'Quest for Zero' safety mishaps begins off duty

  • Published
  • By Master Sgt. Regina Rector
  • 446th Airlift Wing Safety

Summer offers plenty of choices for recreational activities. Whichever you indulge in, ensure you make sound choices. Risk Management for off-duty activities is Air Force Reserve Command's main focus over the next several months.  We'll focus on three categories: sports, recreation and individual fitness, private motor vehicles, and slips, trips and falls. 

Most summer activities and leisure fall into sports, recreation, and individual fitness. Basketball has led the way for injuries in this category for the last five years. Most injuries are from continuous jumping, twisting ankles, and overly aggressive play. Ankle braces can reduce your chance of ankle injury. You can apply the "accept no unnecessary risk" principle by ensuring you're situational awareness of how aggressive you play.

Summer travel can provide a break in your daily routine.  Integrate Risk Management into your trip planning to optimize accident prevention.  A great tool for applying Risk Management to your planning is TRIPS (Travel Risk Planning System), which educates you on the hazards of driving drowsy, under the influence of alcohol and drugs, and distracted.  It also evaluates your choices to ensure they're sound.

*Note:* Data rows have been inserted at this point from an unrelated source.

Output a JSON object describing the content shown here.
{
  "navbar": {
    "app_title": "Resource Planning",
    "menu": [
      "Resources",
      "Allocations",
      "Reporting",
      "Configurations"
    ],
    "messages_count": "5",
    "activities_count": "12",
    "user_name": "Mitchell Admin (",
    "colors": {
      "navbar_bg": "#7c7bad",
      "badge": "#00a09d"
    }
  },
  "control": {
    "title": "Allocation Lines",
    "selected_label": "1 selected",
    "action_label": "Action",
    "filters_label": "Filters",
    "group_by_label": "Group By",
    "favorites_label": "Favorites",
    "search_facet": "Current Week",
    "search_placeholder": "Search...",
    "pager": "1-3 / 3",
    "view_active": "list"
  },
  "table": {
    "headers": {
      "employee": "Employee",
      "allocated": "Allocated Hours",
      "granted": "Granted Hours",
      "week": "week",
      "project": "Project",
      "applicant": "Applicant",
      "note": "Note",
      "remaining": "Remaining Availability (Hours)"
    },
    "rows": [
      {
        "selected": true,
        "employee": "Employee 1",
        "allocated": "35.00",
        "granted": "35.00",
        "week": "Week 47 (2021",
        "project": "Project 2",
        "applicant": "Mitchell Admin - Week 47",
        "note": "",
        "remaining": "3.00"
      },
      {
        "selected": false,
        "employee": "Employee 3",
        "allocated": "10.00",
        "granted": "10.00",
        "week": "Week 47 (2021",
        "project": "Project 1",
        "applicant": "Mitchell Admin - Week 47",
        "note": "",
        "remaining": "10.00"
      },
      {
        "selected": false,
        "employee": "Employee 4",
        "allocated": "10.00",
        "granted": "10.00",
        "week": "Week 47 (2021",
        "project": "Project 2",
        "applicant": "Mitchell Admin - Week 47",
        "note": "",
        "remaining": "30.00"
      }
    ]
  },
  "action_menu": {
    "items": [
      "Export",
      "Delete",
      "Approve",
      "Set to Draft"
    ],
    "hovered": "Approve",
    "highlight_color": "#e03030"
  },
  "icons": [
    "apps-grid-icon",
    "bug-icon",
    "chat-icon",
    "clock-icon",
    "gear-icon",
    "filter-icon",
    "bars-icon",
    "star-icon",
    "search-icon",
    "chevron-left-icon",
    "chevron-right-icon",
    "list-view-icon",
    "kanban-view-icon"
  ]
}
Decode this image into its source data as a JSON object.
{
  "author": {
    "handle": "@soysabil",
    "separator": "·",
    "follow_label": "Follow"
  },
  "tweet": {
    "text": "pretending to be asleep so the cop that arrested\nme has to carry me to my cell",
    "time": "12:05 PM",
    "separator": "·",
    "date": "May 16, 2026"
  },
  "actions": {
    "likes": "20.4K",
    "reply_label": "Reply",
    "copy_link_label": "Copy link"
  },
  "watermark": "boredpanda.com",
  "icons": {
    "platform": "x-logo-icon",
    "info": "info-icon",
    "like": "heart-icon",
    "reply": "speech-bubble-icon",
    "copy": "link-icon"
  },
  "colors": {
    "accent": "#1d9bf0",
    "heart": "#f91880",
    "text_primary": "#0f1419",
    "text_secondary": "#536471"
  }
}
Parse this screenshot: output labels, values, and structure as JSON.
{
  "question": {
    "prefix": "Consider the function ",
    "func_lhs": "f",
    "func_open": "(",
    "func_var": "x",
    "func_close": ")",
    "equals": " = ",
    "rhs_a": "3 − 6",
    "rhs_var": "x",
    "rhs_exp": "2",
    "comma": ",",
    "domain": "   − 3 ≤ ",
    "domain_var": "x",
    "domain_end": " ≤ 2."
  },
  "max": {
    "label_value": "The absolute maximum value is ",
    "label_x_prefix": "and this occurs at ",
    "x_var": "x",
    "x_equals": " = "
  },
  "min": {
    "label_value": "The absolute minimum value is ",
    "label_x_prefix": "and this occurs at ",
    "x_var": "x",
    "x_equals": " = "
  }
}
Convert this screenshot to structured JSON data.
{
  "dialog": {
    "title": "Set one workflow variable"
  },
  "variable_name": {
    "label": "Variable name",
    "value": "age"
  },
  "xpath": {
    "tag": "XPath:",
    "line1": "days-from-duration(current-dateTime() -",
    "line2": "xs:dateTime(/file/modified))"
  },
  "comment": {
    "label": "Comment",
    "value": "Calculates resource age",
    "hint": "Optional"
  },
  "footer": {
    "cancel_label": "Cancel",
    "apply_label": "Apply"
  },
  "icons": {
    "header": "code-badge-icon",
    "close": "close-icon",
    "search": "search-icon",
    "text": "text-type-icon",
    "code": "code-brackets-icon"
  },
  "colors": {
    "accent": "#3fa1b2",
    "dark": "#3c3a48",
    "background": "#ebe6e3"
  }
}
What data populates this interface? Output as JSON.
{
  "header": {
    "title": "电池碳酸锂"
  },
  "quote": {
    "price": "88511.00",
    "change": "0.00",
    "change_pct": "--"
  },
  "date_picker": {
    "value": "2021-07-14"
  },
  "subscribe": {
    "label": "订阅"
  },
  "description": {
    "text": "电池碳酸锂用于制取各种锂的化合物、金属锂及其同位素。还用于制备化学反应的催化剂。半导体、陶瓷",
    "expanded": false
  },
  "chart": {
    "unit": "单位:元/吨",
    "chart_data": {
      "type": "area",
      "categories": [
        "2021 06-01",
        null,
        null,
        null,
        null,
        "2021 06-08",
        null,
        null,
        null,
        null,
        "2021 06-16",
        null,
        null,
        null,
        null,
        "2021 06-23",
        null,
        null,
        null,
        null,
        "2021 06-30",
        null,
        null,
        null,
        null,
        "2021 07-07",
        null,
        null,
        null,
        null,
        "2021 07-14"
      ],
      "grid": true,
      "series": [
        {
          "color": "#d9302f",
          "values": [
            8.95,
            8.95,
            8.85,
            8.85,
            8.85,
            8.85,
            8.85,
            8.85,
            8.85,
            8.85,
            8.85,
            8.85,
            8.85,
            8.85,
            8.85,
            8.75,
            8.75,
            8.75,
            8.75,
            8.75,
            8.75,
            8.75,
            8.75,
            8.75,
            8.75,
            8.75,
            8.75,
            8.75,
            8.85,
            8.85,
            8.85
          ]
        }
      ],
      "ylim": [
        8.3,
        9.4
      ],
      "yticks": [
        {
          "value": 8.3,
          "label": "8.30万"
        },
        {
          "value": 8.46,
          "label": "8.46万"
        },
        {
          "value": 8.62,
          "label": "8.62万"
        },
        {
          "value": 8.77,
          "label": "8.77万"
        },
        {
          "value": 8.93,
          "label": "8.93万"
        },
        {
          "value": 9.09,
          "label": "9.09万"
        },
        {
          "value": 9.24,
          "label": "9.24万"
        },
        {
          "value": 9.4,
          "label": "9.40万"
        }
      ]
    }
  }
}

Summer days at the house can range from leisure time to home improvement projects. Be vigilant with preventing slips, trips, and falls while working on projects.  Real-time Risk Management should be practiced by asking:

· What's going to hurt you? 
· How often is it going to hurt you?
· What are you going to do about it?

Once you have a fix accomplished, make sure it works. Risk Management Principles:

1. Accept no unnecessary risk.
2. Make risk decisions at the appropriate level.  
3. Integrate Risk Management into operations, activities and planning at all levels.
4. Apply the process cyclically and continuously.

Air Force Chief of Ground Safety, Bill Parsons said "Most mishaps are preventable, and mishap prevention requires doing the right thing. Sometimes the right thing is as simple as stepping up and stepping in when we see something that doesn't look right. That alone can avert a potential disaster." 

Whatever you're summer plans entail, enjoy yourself in your recreational activities, traveling, and time at home, and may proper planning help your summer plans go well.